Recognizing that the digital realm was “the future of journalism,” there was never any debate by Velie or Blackburn over whether to add the overhead of a print product. But with no tangible item to announce its presence, Velie had to find some way beyond word-of-mouth to drive traffic. In January 2008, with a slim-to-none marketing budget, Velie turned to another struggling medium: radio.
“Some stations can’t afford daily news segments,” Velie explains. “We’re trying to make a deal where we can sell news to radio stations, thirty-second news segments, or we can write to whatever they need. At first I was doing it for free, but it’s developed into a new way to make online media have income.”
The radio news segments vary in content. Some of the segments are driven by CCN-reported stories, others are more typical radio appearances talking about recent news stories in the area.
Velie points to the hiring of award-winning journalist George Ramos in 2009 as a watershed moment for the then-young site. Prior to his hiring, Velie sat down to dinner with Ramos and shared her frustrations about the challenges of producing investigative work with minimal staff.
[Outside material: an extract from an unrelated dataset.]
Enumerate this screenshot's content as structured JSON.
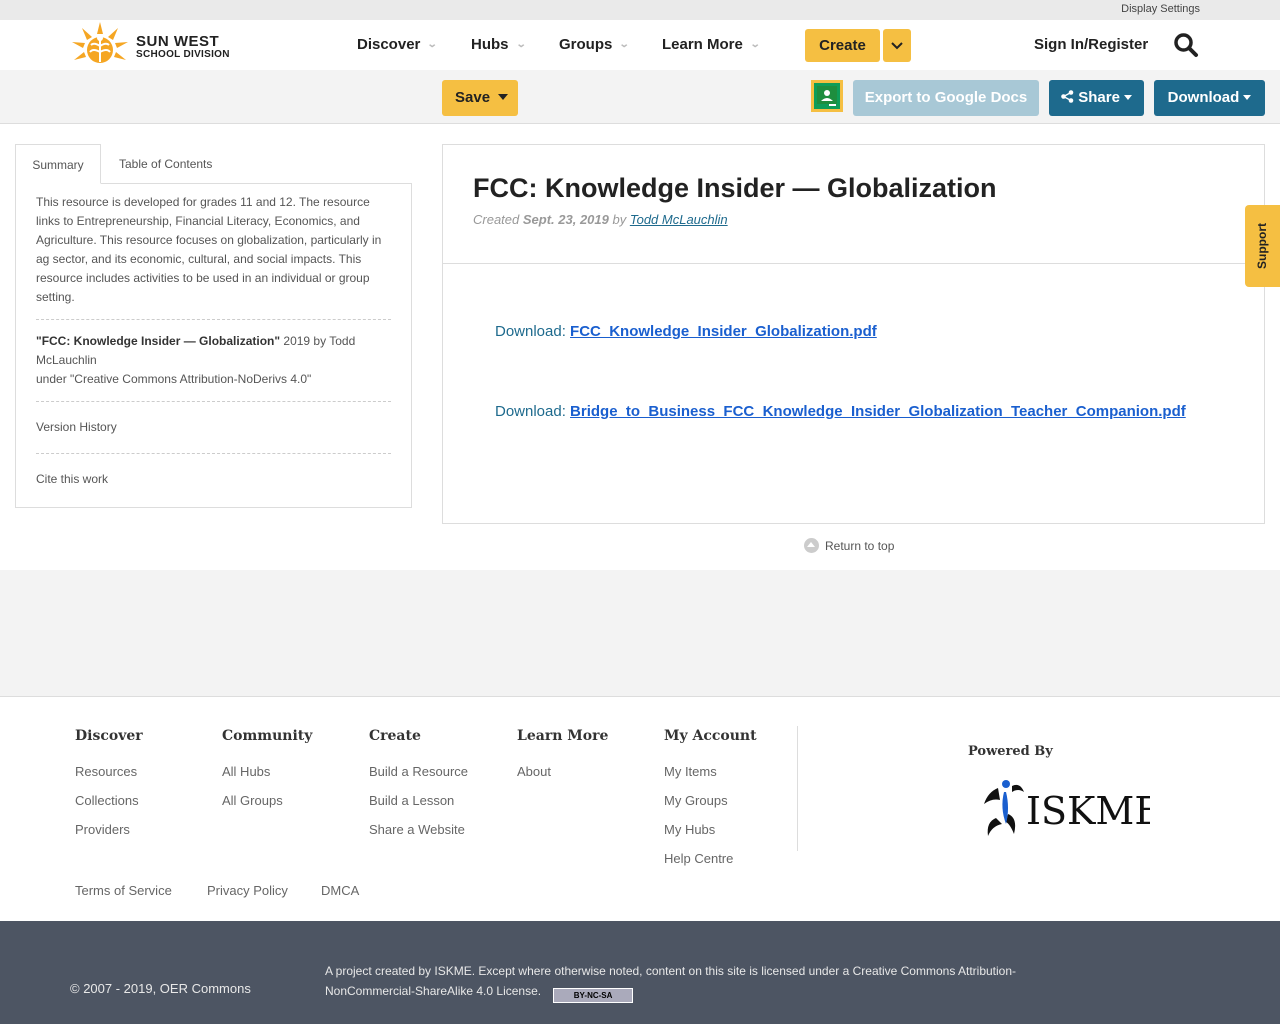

Ramos responded that he’d be interested in joining the CCN team, telling Velie, “I’ll work for beer.” Ramos, who helped take home three Pulitzer Prizes for the Los Angeles Times before retiring in 2003, subsequently worked (for free) as the lead editor on all CCN investigative pieces. He continued his work with the site until his death in June 2011, at age sixty-three.
CalCoast News has evolved in recent years to include more than just investigative work. The site publishes daily arts and events coverage, and decidedly uninvestigative slideshows such as this one of the Morro Bay Avocado and Margarita Festival are now a considerable source of traffic. A sports section is under consideration.
Monetizing the site remains a challenge. Velie has looked to new revenue streams, including the radio segments, serializing novels, and selling e-books. Some revenue comes the old-fashioned way: selling ads to local businesses. One-fifth of the site’s revenue comes from donations, according to Velie. That money coming in has to support Velie and her two full-time co-workers, along with paying news contributors. Interns and contributors who write film and music reviews are not compensated.
Media law expert and California Polytechnic professor Bill Loving is now CalCoast News’s editor. The site currently averages 75,000 unique visitors per month according to internal numbers, and Velie is appearing on six radio shows weekly, including a morning music station. The stories the site produces reverberate across the Central Coast, and the site’s credibility is on the rise. It’s the kind of work that Velie built the site on and the kind of work that has kept CCN on the news media map.
CalCoast News Data
Name: CalCoast News
City: San Luis Obispo